Why Aren’t Civil Engineers Using BIM?

Despite the fact that more civil works are adopting BIM, many civil engineers aren’t always involved in overall BIM coordination efforts. Is this because of oversight or because the civil community isn’t proactively embracing BIM? It’s a question posed by John Rodriguez, BIM Manager at Fuscoe Engineering, in a post on Autodesk’s BIM on the Rocks blog.

Rodriguez puts forward several specific objections why civil engineers may be questioning BIM collaboration, such as:

• Is the technology ready for engineering primetime?

• Is the civil engineering industry prepared for BIM?

• Are the customers demanding or requiring BIM?

• Can civil engineers make the transition from CAD to BIM?

• Can CAD and BIM play nicely together?

I believe it is becoming more and more apparent that the answer to these questions is ‘yes’!” says Rodriguez.

BIM has long been ready for civil engineering primetime and is being successfully deployed by federal agencies, states, municipalities, transportation agencies, and public works. Here are some benefits and use cases of BIM at work in government civil engineering projects.

Cost Savings

BIM delivers tangible business results. And for cash-strapped agencies looking to maximize budgets, look no further than an early adopter of BIM, the Wisconsin Department of Transportation (WisDOT). In an effort to gauge ROI, WisDOT conducted a study during which they switched from 2D plans for the original design of large interchange project to 3D models at the completion of the project. They found that approximately $9.5 million (nearly 50 percent of the costs that resulted from contract change orders) could have been saved if they’d used a BIM model throughout the project.

Breaking Down Siloes with BIM

While it has its roots in architecture, the principles of BIM apply to everything that is built, including roads and highways. To understand why this is, consider the siloed nature of the legacy 2D drafting-centric design approach. This method starts with preliminary design, moves to detailed design, and then on to construction documentation. Each step is completed before the next begins and collaboration is limited.

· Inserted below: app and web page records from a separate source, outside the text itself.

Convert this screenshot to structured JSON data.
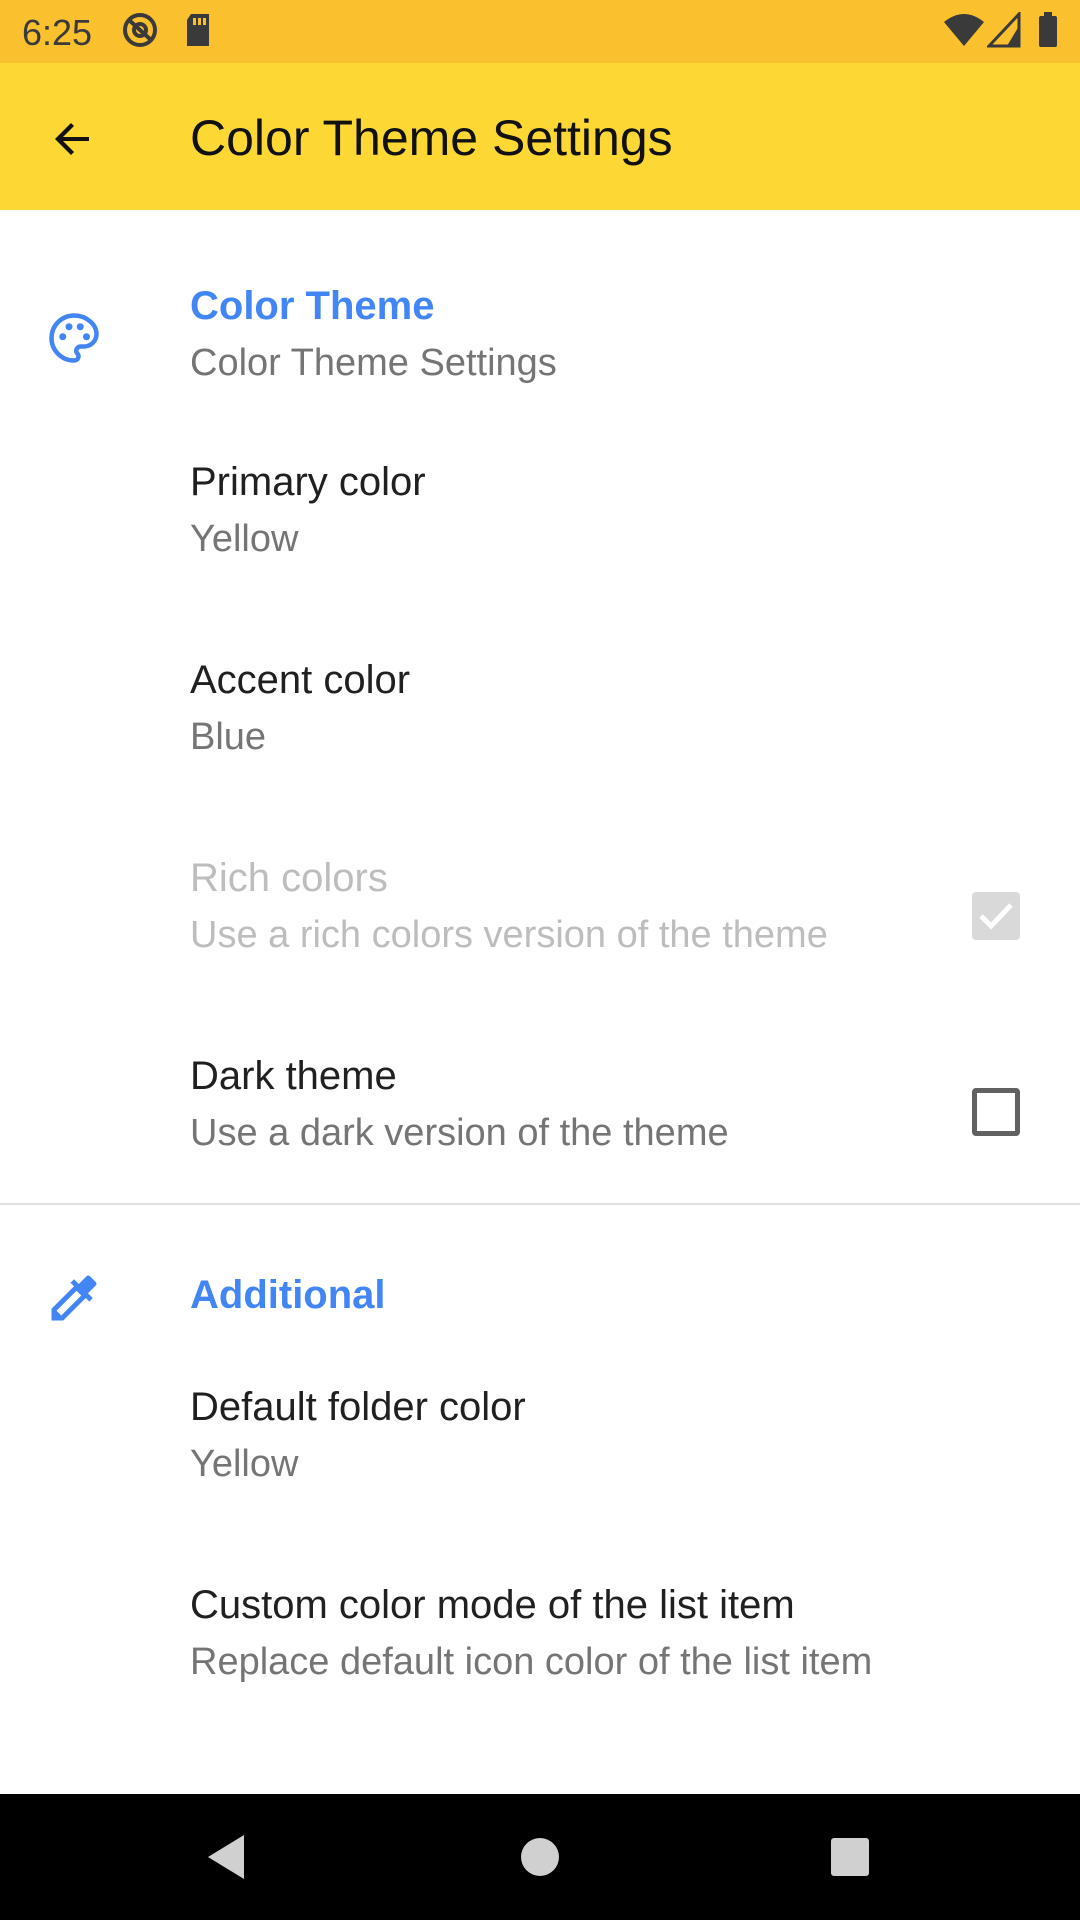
{
  "status_bar": {
    "time": "6:25"
  },
  "app_bar": {
    "title": "Color Theme Settings"
  },
  "sections": {
    "color_theme": {
      "title": "Color Theme",
      "summary": "Color Theme Settings",
      "icon": "palette-icon"
    },
    "additional": {
      "title": "Additional",
      "icon": "eyedropper-icon"
    }
  },
  "preferences": {
    "primary_color": {
      "title": "Primary color",
      "summary": "Yellow"
    },
    "accent_color": {
      "title": "Accent color",
      "summary": "Blue"
    },
    "rich_colors": {
      "title": "Rich colors",
      "summary": "Use a rich colors version of the theme",
      "checked": true,
      "enabled": false
    },
    "dark_theme": {
      "title": "Dark theme",
      "summary": "Use a dark version of the theme",
      "checked": false,
      "enabled": true
    },
    "default_folder_color": {
      "title": "Default folder color",
      "summary": "Yellow"
    },
    "custom_color_mode": {
      "title": "Custom color mode of the list item",
      "summary": "Replace default icon color of the list item"
    }
  },
  "colors": {
    "status_bar": "#FBC02D",
    "app_bar": "#FDD835",
    "accent": "#4285F4"
  }
}
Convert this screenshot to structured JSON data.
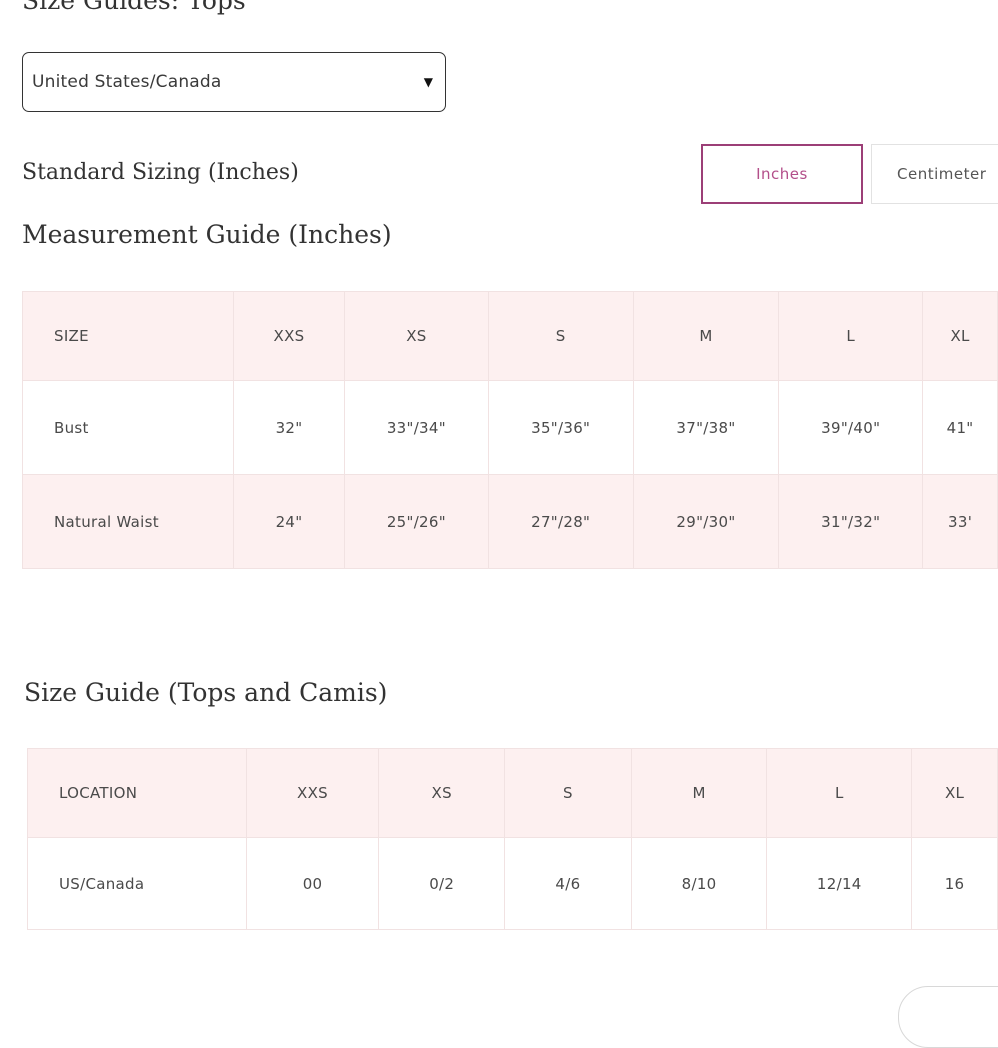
{
  "page": {
    "title": "Size Guides: Tops"
  },
  "region_select": {
    "value": "United States/Canada",
    "caret": "▼"
  },
  "units": {
    "heading": "Standard Sizing (Inches)",
    "inches_label": "Inches",
    "centimeters_label": "Centimeter",
    "selected": "Inches",
    "accent_color": "#9c3f77"
  },
  "measurement_guide": {
    "title": "Measurement Guide (Inches)",
    "header": [
      "SIZE",
      "XXS",
      "XS",
      "S",
      "M",
      "L",
      "XL"
    ],
    "rows": [
      [
        "Bust",
        "32\"",
        "33\"/34\"",
        "35\"/36\"",
        "37\"/38\"",
        "39\"/40\"",
        "41\""
      ],
      [
        "Natural Waist",
        "24\"",
        "25\"/26\"",
        "27\"/28\"",
        "29\"/30\"",
        "31\"/32\"",
        "33'"
      ]
    ]
  },
  "size_guide": {
    "title": "Size Guide (Tops and Camis)",
    "header": [
      "LOCATION",
      "XXS",
      "XS",
      "S",
      "M",
      "L",
      "XL"
    ],
    "rows": [
      [
        "US/Canada",
        "00",
        "0/2",
        "4/6",
        "8/10",
        "12/14",
        "16"
      ]
    ]
  },
  "colors": {
    "header_row_bg": "#fdf0f0",
    "border": "#f1e2e2"
  }
}
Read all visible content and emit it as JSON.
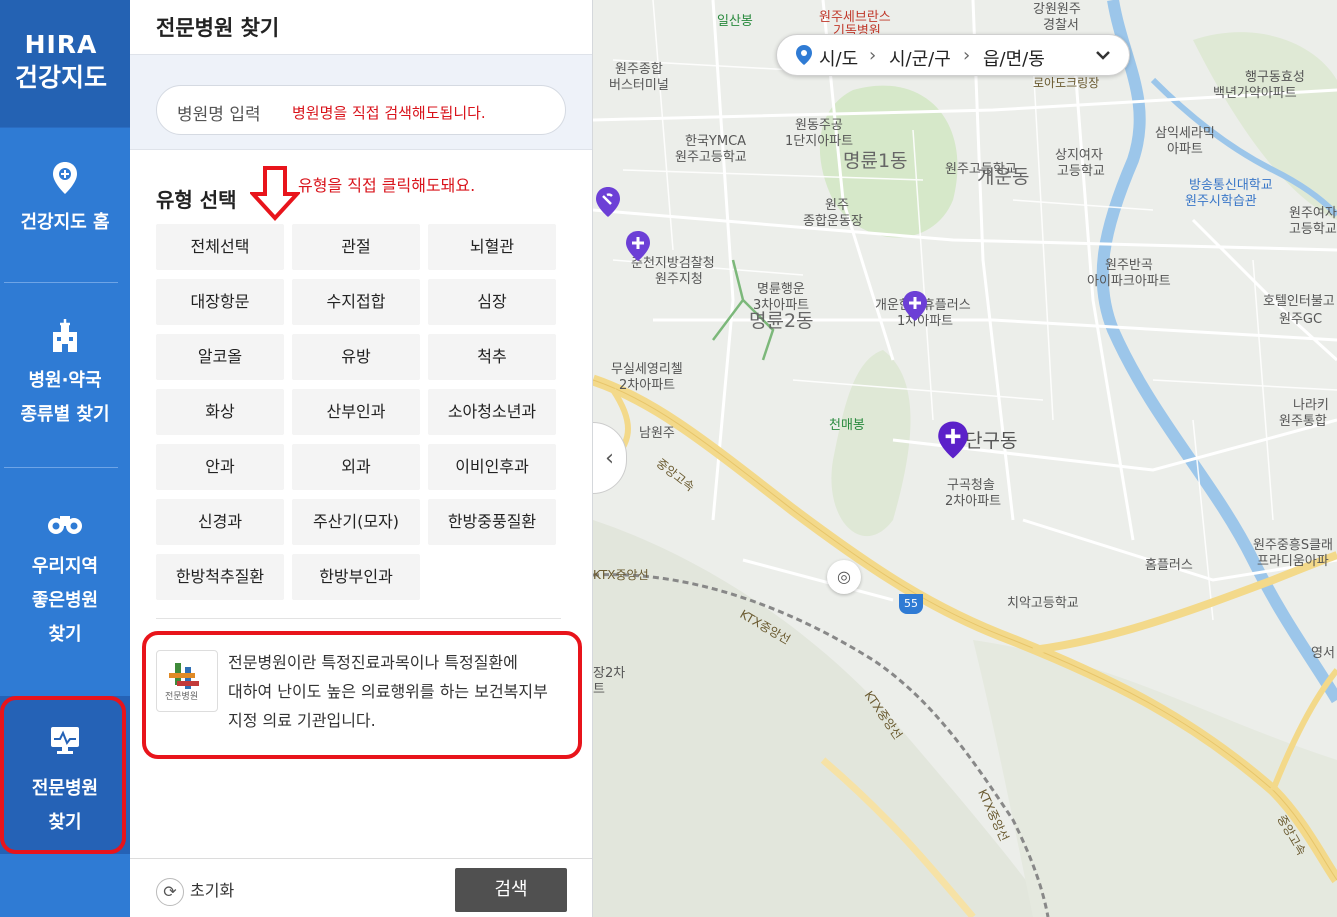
{
  "nav": {
    "logo_line1": "HIRA",
    "logo_line2": "건강지도",
    "items": [
      {
        "label_1": "건강지도 홈"
      },
      {
        "label_1": "병원·약국",
        "label_2": "종류별 찾기"
      },
      {
        "label_1": "우리지역",
        "label_2": "좋은병원",
        "label_3": "찾기"
      },
      {
        "label_1": "전문병원",
        "label_2": "찾기"
      }
    ],
    "active_index": 3,
    "colors": {
      "nav_bg": "#2f7bd4",
      "logo_bg": "#2462b3",
      "active_bg": "#2562b6",
      "highlight": "#e8141b"
    }
  },
  "panel": {
    "title": "전문병원 찾기",
    "search": {
      "placeholder": "병원명 입력",
      "annotation": "병원명을 직접 검색해도됩니다."
    },
    "type_section": {
      "label": "유형 선택",
      "annotation": "유형을 직접 클릭해도돼요.",
      "types": [
        "전체선택",
        "관절",
        "뇌혈관",
        "대장항문",
        "수지접합",
        "심장",
        "알코올",
        "유방",
        "척추",
        "화상",
        "산부인과",
        "소아청소년과",
        "안과",
        "외과",
        "이비인후과",
        "신경과",
        "주산기(모자)",
        "한방중풍질환",
        "한방척추질환",
        "한방부인과"
      ]
    },
    "info": {
      "logo_text": "전문병원",
      "line_1": "전문병원이란 특정진료과목이나 특정질환에",
      "line_2": "대하여 난이도 높은 의료행위를 하는 보건복지부",
      "line_3": "지정 의료 기관입니다."
    },
    "footer": {
      "reset_label": "초기화",
      "search_label": "검색"
    }
  },
  "map": {
    "region_select": {
      "sido": "시/도",
      "sigungu": "시/군/구",
      "eupmyeondong": "읍/면/동"
    },
    "labels": [
      {
        "name": "일산봉",
        "cls": "green"
      },
      {
        "name": "원주세브란스"
      },
      {
        "name": "기독병원"
      },
      {
        "name": "강원원주"
      },
      {
        "name": "경찰서"
      },
      {
        "name": "원주종합"
      },
      {
        "name": "버스터미널"
      },
      {
        "name": "행구동효성"
      },
      {
        "name": "백년가약아파트"
      },
      {
        "name": "로아도크링장"
      },
      {
        "name": "원동주공"
      },
      {
        "name": "1단지아파트"
      },
      {
        "name": "명륜1동",
        "cls": "big"
      },
      {
        "name": "한국YMCA"
      },
      {
        "name": "원주고등학교"
      },
      {
        "name": "원주고등학교"
      },
      {
        "name": "개운동",
        "cls": "big"
      },
      {
        "name": "상지여자"
      },
      {
        "name": "고등학교"
      },
      {
        "name": "삼익세라믹"
      },
      {
        "name": "아파트"
      },
      {
        "name": "원주"
      },
      {
        "name": "종합운동장"
      },
      {
        "name": "방송통신대학교"
      },
      {
        "name": "원주시학습관"
      },
      {
        "name": "원주여자"
      },
      {
        "name": "고등학교"
      },
      {
        "name": "춘천지방검찰청"
      },
      {
        "name": "원주지청"
      },
      {
        "name": "원주반곡"
      },
      {
        "name": "아이파크아파트"
      },
      {
        "name": "명륜행운"
      },
      {
        "name": "3차아파트"
      },
      {
        "name": "명륜2동",
        "cls": "big"
      },
      {
        "name": "개운한신휴플러스"
      },
      {
        "name": "1차아파트"
      },
      {
        "name": "호텔인터불고"
      },
      {
        "name": "원주GC"
      },
      {
        "name": "무실세영리첼"
      },
      {
        "name": "2차아파트"
      },
      {
        "name": "천매봉",
        "cls": "green"
      },
      {
        "name": "남원주"
      },
      {
        "name": "단구동",
        "cls": "big"
      },
      {
        "name": "나라키"
      },
      {
        "name": "원주통합"
      },
      {
        "name": "중앙고속",
        "cls": "road"
      },
      {
        "name": "구곡청솔"
      },
      {
        "name": "2차아파트"
      },
      {
        "name": "원주중흥S클래"
      },
      {
        "name": "프라디움아파"
      },
      {
        "name": "홈플러스"
      },
      {
        "name": "KTX중앙선"
      },
      {
        "name": "55"
      },
      {
        "name": "치악고등학교"
      },
      {
        "name": "KTX중앙선"
      },
      {
        "name": "장2차"
      },
      {
        "name": "트"
      },
      {
        "name": "영서"
      },
      {
        "name": "KTX중앙선"
      },
      {
        "name": "KTX중앙선"
      },
      {
        "name": "중앙고속",
        "cls": "road"
      }
    ],
    "colors": {
      "land": "#eceeea",
      "road_major": "#f3d98a",
      "river": "#9cc6ea",
      "park": "#d6e8c9",
      "pin": "#6c3fd6"
    }
  }
}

Contrast this approach with one that brings BIM processes into the AEC world. Using BIM principles, coordinated, reliable design information about the project is created at the beginning. This result is in an intelligent 3D model of a roadway, bridge, or airport in which elements of the design are related to each other dynamically – not just points, surfaces and alignments, but a rich set of information and the attributes associated with it.

It’s no surprise, therefore, that more and more agencies are requiring the delivery of an as-built BIM model as part of the contract.

Project Visualization and Design Exploration

Visualizing design scenarios isn’t a new concept; however, these models used to be prohibitively expensive and were rarely used in the government. With the advent of 3D and tools like Autodesk InfraWorks360, these tools are now available and in use by numerous DOTs including New Mexico DOT, California DOT and Alaska DOT.

With BIM, visualization features are more accessible than ever. Using BIM in any type of civil infrastructure project, engineers can create visualizations for stakeholder approval, develop 3D models to identify problems before hand-off, develop design alternatives, and deliver projects on time and on budget.

Visualize and view a civil project in context in InfraWorks 360.  Image courtesy of Autodesk.


Visualize and view a civil project in context in InfraWorks 360.  Image courtesy of Autodesk.

Getting Input from the Public and Other Stakeholders

With large civil projects, public meetings and consultations often spur design changes. Most people don’t know how to read traditional 2D drawings, so a 3D drive through or fly-by of the project immediately communicates the engineer’s design intent. By showing people a realistic rendering of what the project might look like from different perspectives, consultations with the public, contractors and other government agencies can be more productive and efficient.

Using model-based visualizations is a great way of doing this. You can see an animated example of this at work on a New Mexico DOT highway interchange project.

Collaboration in the Cloud

In addition to integrated workflows between BIM software such as AutoCAD Civil 3D and InfraWorks 360, cloud-based collaboration opens up a new world of opportunity for secure, controlled collaboration with partners and stakeholders on design documents in real-time, simultaneously.

Learn More

This all just scratches the surface of what’s possible with BIM for civil engineering. For more ideas and resources, check out Autodesk’s BIM for Civil Infrastructure content hub.

Grace Bergen Autodesk Tech Writer